OCEAN COUNTY– While the coronavirus pandemic may have us cooped up inside our homes, Freeholder Director Joseph H. Vicari reminded residents that efforts to protect the environment are still crucial to our future.

“Earth Day is April 22 and I ask everyone to join me in marking this important date,” Vicari said. “While we may not be able to take part in the usual traditions of cleaning beaches or planting seedlings, we must not forget the importance of Earth Day.”

Vicari renewed his call to protect the environment from the sudden influx of rubber gloves that many people are dropping onto the ground rather than disposing of properly.

“Not only are used rubber gloves a health threat during this pandemic, they are also a threat to the environment,” he said.

The gloves not only stop up storm drains, but they can find their way into lakes, rivers and the bay, posing a threat to wildlife.

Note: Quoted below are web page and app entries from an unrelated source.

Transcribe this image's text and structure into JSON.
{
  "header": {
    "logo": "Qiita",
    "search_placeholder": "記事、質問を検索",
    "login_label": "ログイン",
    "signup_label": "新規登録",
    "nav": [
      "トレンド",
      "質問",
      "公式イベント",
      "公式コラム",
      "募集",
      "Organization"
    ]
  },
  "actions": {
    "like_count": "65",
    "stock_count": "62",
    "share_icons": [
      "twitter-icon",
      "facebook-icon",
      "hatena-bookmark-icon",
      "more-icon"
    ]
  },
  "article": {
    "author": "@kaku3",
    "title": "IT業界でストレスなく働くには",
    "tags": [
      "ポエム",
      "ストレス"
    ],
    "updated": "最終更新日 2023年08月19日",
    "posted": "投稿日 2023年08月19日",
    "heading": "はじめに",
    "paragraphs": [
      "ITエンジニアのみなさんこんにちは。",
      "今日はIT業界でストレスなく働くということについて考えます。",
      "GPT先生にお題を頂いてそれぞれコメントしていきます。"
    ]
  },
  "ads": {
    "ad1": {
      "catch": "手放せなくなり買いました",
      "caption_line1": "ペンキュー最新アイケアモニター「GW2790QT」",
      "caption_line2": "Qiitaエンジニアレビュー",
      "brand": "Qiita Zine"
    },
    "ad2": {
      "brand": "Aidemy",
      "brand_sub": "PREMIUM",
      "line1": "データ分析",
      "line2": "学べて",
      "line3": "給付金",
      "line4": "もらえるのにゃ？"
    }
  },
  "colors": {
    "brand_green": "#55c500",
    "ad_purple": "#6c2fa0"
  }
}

While rubber gloves are an important tool in stopping the spread of the coronavirus, they must be disposed of properly.

He suggested residents keep plastic bags in their vehicles so used gloves can be placed in the bags and thrown out once residents return home.

Vicari also praised supermarkets and other stores that have added extra trash receptacles to their parking lots specifically for the gloves.

The Freeholder Director said the ongoing lockdown has made people in general more appreciative of the outdoors and Ocean County’s natural environment.

“We always took a walk along the beach or a hike through many of our county parks for granted,” Vicari said. “Now that we can’t fully enjoy the outdoors we realize how important these activities are to ourselves and our families. We must protect these natural treasures.”

Ocean County regularly cleans its storm drains in a year-round effort to protect the Barnegat Bay.

“Please do not throw plastic bottles, cigarette butts or any other trash onto the ground,” Vicari said. “Chances are anything on the ground will eventually end up in a storm drain and could pollute the bay.”

The Freeholders also encourage residents and business to be responsible with the use of lawn fertilizers and recommend the use of an Exceptional Quality fertilizer as deemed by the United States Environmental Protection Agency.

OCEANGRO, an organic nitrogen fertilizer produced by the Ocean County Utilities Authority has been found by the EPA to “pose no reasonable risk to the environment or human health.”

OCEANGRO is available at farm markets throughout the county. Visit ocua.com for more information.